> [What this task involves] Keep only the lines of the listing that include the word "stats", and copy them.

(Material provided Opens)

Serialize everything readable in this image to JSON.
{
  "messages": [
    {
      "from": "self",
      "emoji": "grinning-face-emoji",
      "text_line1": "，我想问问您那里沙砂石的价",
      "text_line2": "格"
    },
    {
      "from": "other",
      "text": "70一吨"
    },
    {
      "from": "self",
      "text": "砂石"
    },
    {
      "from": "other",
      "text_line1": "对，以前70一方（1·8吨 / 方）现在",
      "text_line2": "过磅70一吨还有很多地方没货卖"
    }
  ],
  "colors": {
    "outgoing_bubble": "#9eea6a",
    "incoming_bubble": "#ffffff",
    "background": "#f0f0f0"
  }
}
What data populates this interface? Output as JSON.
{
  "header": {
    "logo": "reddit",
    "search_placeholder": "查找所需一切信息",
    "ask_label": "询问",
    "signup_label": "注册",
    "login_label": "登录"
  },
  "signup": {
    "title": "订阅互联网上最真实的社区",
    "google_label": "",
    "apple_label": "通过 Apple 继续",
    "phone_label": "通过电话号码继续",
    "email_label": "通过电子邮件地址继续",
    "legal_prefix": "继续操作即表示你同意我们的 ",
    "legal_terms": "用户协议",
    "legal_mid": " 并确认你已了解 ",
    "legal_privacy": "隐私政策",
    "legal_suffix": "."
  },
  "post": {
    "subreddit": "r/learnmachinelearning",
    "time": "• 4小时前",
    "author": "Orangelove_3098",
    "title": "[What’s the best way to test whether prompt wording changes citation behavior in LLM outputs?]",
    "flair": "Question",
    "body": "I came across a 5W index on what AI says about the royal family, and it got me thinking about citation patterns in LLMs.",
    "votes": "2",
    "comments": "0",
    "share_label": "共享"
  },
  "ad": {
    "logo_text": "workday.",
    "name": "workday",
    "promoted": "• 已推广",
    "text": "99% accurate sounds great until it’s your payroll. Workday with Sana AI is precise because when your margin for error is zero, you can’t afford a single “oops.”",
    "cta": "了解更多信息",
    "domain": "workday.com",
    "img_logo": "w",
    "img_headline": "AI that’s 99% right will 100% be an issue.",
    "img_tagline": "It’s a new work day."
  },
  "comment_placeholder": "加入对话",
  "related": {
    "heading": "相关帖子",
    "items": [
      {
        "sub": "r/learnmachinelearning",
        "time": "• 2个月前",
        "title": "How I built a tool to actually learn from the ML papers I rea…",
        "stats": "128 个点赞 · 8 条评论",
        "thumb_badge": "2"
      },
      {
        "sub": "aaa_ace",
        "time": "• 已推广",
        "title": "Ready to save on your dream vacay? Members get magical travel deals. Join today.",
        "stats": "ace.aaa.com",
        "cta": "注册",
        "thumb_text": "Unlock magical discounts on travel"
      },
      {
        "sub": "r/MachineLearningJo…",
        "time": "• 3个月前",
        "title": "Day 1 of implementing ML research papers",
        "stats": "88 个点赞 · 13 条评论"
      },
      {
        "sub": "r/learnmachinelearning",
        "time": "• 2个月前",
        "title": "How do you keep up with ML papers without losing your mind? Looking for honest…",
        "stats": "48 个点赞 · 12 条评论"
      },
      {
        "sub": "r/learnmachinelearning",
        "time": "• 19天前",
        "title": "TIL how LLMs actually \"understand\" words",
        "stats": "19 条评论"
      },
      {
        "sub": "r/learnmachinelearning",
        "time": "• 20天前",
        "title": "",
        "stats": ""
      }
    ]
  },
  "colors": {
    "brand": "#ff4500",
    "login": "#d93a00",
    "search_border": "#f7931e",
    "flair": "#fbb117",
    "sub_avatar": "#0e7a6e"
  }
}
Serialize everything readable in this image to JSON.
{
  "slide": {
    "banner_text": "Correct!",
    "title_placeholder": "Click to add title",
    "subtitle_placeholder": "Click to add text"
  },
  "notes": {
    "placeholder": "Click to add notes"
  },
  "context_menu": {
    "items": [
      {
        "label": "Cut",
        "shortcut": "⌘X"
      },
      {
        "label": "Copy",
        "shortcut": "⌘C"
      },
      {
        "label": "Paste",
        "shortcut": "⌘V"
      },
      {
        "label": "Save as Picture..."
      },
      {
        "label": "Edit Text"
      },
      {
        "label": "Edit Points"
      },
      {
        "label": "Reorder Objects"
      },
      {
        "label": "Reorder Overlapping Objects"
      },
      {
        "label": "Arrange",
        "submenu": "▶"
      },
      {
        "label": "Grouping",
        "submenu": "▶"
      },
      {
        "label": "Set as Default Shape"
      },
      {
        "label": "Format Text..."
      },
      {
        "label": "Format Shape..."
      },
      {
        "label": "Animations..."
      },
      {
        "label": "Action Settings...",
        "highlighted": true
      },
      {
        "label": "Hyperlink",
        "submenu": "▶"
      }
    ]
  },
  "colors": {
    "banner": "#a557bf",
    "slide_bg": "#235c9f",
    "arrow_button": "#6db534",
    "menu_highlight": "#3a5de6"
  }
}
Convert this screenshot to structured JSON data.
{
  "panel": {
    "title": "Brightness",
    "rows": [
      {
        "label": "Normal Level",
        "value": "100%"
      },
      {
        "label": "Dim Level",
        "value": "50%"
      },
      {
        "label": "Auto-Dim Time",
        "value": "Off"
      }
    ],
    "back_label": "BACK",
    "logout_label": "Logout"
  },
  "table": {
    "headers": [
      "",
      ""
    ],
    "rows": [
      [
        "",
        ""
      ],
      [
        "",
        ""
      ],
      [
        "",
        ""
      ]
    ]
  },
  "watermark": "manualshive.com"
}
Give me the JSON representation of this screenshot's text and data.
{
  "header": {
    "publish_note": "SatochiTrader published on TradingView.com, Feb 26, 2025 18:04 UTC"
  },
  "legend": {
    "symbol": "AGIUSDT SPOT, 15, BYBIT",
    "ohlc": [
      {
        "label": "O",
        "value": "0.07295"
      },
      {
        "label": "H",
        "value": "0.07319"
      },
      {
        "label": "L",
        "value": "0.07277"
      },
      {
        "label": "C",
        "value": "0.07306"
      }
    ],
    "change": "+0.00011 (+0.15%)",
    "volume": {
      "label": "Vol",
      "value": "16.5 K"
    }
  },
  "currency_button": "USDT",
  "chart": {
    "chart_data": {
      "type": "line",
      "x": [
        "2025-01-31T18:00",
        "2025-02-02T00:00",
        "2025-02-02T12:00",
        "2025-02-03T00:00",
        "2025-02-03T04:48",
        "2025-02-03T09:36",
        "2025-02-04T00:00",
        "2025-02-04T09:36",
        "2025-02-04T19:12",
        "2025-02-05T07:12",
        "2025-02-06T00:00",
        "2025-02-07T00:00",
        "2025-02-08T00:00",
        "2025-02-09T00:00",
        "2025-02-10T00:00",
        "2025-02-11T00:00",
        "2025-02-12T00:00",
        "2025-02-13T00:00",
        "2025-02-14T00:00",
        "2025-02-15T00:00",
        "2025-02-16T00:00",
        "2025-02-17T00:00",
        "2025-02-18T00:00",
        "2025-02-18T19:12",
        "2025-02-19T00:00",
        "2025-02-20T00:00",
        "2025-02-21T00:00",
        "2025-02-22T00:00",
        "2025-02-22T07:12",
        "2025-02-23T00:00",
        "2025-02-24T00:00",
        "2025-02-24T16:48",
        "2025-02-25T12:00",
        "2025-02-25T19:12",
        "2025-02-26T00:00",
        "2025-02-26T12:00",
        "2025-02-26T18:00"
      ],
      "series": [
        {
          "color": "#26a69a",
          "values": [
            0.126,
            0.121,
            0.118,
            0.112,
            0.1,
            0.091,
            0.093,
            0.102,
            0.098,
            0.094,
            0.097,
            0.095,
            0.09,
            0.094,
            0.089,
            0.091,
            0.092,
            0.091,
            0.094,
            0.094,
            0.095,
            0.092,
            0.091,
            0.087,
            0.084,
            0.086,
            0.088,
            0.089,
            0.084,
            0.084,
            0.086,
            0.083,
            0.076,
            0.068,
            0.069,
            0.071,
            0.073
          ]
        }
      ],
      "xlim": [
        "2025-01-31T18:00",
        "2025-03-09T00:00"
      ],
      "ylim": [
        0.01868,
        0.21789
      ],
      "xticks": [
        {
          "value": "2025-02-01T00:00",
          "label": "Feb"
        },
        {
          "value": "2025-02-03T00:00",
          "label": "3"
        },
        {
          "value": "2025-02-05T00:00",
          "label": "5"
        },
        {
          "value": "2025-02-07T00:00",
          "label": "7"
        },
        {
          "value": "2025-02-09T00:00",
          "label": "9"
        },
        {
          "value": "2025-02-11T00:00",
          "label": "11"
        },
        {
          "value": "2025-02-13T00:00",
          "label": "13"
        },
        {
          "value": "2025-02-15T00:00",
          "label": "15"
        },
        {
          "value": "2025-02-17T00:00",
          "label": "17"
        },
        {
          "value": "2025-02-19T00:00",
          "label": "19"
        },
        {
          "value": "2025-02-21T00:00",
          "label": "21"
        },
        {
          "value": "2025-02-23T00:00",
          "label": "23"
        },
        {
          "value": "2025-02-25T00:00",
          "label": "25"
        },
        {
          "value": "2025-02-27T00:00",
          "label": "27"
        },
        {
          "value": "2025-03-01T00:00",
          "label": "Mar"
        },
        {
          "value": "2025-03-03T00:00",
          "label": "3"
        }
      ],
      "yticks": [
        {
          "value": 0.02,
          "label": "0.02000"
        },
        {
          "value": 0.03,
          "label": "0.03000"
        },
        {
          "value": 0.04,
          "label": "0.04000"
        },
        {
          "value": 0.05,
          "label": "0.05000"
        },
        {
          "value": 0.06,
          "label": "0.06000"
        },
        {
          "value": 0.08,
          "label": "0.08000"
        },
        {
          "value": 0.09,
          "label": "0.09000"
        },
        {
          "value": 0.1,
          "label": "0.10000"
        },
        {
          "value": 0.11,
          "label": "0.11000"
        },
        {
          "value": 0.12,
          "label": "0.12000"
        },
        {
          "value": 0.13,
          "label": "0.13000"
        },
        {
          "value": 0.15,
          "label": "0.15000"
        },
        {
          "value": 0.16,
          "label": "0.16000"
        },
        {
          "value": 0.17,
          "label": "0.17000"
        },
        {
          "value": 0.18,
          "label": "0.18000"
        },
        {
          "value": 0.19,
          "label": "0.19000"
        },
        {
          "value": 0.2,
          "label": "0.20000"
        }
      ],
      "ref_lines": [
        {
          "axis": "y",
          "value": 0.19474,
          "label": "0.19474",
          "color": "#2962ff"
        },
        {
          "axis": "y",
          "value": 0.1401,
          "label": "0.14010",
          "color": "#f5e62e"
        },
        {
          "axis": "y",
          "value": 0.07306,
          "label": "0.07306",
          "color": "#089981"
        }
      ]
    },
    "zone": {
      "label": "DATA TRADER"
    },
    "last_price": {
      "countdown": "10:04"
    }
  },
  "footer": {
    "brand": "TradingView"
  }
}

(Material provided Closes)

> [Answer box]
        "stats": "128 个点赞 · 8 条评论",
        "stats": "ace.aaa.com",
        "stats": "88 个点赞 · 13 条评论"
        "stats": "48 个点赞 · 12 条评论"
        "stats": "19 条评论"
        "stats": ""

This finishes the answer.